"Like" Larry Elder on Facebook

No comments:

Post a Comment

Comment Policy:

The author of this blog will attempt to engage in conversation via the comments section whenever possible and recognize the 24/7 nature of the internet. Moderating and posting of comments will occur during regular operational hours Monday through Friday. Comments submitted after hours or on weekends will be read and posted as early as possible, however admins and/or the author is unable to commit to replying to every comment posted.

This is a moderated blog. That means all comments will be reviewed before posting. In addition, it is expected that participants will treat each other, as well as the author and admin, with respect. Comments that contain vulgar or abusive language; personal attacks of any kind will not be posted. Comments that are spam or that promote services or products will not be posted. It is requested that all comments remain on topic.
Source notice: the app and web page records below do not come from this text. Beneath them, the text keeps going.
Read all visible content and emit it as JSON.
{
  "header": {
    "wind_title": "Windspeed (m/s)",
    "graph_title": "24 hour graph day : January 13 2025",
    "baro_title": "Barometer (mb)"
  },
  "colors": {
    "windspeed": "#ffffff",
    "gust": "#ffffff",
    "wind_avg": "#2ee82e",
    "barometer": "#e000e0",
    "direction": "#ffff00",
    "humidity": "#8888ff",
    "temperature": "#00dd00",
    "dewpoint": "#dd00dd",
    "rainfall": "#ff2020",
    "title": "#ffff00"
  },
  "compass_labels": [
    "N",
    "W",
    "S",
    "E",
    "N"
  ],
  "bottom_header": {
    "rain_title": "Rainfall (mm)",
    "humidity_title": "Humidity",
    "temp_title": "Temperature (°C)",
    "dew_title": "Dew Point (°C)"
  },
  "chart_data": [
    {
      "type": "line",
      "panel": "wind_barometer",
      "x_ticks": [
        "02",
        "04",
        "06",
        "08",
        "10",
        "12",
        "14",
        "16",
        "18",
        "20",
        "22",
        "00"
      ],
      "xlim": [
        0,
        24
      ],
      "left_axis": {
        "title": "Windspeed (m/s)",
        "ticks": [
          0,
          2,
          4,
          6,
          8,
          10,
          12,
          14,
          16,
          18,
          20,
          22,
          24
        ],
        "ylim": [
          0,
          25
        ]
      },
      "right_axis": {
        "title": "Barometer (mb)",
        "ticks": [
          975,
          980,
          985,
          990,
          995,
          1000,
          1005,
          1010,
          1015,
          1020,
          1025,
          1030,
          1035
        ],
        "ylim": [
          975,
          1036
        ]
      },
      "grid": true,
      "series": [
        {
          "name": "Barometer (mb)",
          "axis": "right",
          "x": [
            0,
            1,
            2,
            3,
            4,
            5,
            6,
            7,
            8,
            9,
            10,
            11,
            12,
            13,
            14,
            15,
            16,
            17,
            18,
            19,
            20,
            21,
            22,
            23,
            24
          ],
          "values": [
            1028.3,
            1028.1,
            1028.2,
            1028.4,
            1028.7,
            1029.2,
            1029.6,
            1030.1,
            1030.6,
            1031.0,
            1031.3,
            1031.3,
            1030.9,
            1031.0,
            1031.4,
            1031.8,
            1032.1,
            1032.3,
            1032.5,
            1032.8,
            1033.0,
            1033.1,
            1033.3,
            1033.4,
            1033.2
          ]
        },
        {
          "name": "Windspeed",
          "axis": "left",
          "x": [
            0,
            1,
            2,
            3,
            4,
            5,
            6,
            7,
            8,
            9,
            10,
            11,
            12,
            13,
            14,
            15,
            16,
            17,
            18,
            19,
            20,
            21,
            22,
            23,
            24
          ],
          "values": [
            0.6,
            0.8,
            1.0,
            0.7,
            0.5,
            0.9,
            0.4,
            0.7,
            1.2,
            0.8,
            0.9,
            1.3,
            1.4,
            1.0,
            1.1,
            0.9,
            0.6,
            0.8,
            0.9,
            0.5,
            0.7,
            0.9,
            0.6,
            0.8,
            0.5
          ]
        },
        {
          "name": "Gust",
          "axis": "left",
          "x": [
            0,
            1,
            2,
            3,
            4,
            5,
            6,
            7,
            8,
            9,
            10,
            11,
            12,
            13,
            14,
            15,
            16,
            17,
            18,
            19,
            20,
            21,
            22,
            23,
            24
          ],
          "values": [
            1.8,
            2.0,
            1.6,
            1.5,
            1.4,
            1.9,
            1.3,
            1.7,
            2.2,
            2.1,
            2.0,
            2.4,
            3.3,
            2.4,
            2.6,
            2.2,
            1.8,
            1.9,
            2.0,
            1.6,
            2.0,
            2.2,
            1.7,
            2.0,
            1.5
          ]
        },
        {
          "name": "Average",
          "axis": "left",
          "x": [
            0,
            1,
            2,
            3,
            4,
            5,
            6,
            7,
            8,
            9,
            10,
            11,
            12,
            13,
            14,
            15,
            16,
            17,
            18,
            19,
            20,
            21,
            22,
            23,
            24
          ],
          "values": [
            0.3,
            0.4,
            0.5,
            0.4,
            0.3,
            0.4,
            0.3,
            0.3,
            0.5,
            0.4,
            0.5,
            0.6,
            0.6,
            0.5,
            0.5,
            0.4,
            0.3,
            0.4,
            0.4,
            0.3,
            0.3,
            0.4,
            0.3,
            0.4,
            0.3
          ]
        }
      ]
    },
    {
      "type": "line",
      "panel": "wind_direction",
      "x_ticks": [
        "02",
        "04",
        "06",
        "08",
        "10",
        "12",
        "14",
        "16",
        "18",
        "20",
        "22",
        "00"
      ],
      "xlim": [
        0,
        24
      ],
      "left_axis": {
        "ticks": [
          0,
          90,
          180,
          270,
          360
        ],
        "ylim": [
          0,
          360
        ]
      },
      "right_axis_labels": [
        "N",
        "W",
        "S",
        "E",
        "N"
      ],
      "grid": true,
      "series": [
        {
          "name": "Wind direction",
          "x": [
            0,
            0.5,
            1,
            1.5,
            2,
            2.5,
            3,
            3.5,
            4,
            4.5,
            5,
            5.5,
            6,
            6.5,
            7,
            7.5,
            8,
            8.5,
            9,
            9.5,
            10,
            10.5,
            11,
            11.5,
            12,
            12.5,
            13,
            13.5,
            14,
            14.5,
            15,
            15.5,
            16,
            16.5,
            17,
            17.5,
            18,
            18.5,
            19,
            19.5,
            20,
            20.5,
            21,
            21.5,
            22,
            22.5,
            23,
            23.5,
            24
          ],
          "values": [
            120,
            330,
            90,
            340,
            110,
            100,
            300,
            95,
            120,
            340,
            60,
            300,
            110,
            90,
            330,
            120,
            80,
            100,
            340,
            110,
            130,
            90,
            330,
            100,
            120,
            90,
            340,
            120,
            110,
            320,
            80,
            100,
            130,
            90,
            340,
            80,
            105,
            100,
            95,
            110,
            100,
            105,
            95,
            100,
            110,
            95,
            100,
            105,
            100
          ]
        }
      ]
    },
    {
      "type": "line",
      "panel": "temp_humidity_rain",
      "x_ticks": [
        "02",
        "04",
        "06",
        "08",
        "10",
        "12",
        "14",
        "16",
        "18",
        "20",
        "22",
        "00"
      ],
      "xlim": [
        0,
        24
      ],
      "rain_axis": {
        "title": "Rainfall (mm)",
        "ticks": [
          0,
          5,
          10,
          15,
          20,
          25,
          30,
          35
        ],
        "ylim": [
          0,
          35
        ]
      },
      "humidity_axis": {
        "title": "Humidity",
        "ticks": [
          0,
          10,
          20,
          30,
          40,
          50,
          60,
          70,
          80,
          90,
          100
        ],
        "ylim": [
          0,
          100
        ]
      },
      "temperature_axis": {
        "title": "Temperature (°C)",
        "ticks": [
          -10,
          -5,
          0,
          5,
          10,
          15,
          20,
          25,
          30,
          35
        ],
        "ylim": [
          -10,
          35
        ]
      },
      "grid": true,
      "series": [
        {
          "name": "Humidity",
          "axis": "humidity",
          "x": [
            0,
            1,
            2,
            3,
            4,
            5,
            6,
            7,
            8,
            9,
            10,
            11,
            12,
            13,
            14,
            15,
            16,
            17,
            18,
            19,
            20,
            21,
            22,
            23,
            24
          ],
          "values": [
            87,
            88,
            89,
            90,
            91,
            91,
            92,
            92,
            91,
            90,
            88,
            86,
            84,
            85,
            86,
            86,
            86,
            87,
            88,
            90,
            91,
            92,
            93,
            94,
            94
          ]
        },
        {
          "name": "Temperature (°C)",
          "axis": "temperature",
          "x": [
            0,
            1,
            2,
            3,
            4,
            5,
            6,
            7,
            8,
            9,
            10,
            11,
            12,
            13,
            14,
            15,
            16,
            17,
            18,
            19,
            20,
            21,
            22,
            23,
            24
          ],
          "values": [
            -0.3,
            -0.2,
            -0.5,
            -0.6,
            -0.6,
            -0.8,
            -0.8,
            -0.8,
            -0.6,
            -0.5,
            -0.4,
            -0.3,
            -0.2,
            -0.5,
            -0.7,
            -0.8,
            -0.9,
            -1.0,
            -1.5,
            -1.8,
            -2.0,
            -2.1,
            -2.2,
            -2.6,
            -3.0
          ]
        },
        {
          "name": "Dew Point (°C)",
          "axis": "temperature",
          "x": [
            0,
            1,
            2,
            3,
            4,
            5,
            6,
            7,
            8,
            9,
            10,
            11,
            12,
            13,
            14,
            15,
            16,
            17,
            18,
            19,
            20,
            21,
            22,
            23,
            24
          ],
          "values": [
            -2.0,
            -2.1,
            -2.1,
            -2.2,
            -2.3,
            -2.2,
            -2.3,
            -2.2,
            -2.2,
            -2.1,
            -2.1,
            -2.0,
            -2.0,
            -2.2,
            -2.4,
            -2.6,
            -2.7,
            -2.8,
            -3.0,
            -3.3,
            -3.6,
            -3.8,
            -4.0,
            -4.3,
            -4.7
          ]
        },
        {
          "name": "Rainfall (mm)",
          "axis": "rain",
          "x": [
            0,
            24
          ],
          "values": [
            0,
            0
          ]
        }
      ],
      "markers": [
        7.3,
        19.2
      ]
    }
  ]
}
The Elder Statement blog does not guarantee or warrant that any information posted by individuals on this blog is correct, and disclaims any liability for any loss or damage resulting from reliance on any such information. The Elder Statement blog may not be able to verify, does not warrant or guarantee, and assumes no liability for anything posted on this website by any other person. The Elder Statement blog does not endorse, support or otherwise promote any private or commercial entity or the information, products or services contained on those Web sites that may be reached through links on our Web site.

To protect individual privacy and the privacy of others, please do not include phone numbers, addresses or email details in the body of a comment. Such information will result in removal of a comment.

Thank you for your attention.

The Elder Statement